Executes the Benjamini & Hochberg (1995) procedure for controlling the false discovery rate (FDR) of a family of hypothesis tests. FDR is the expected proportion of rejected hypotheses that are mistakenly rejected (i.e., the null hypothesis is actually true for those tests). FDR is generally a somewhat less conservative/more powerful method for correcting for multiple comparisons than procedures like Bonferroni correction that provide strong control of the family-wise error rate (i.e., the probability that one or more null hypotheses are mistakenly rejected).
This function implements both versions of the Benjamini & Hochberg procedure: the one that assumes independent or positively dependent tests and the one that makes no assumptions about test dependency. The latter procedure (published by Benjamini & Yekutieli in 2001) is always appropriate but is much more conservative than the former. Both procedures are quite simple and require only the p-values of all tests in the family
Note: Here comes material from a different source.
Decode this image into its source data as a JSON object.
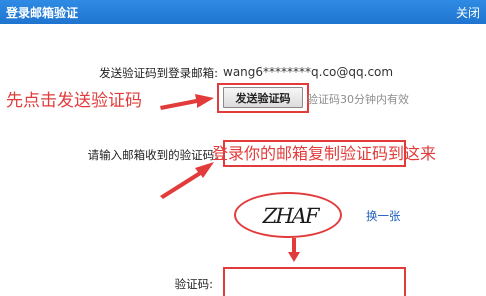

Benjamini, Y. & Hochberg, Y. (1995) Controlling the false discovery rate: A practical and powerful approach to multiple testing. Journal of the Royal Statistical Society, Series B (Methodological). 57(1), 289-300.
Benjamini, Y. & Yekutieli, D. (2001) The control of the false discovery rate in multiple testing under dependency. The Annals of Statistics. 29(4), 1165-1188.
For a review on false discovery rate control and other contemporary techniques for correcting for multiple comparisons see:
Groppe, D.M., Urbach, T.P., & Kutas, M. (2011) Mass univariate analysis of event-related brain potentials/fields I: A critical tutorial review.
Psychophysiology, 48(12) pp. 1711-1725, DOI: 10.1111/j.1469-8986.2011.01273.x http://www.cogsci.ucsd.edu/~dgroppe/PUBLICATIONS/mass_uni_preprint1.pdf |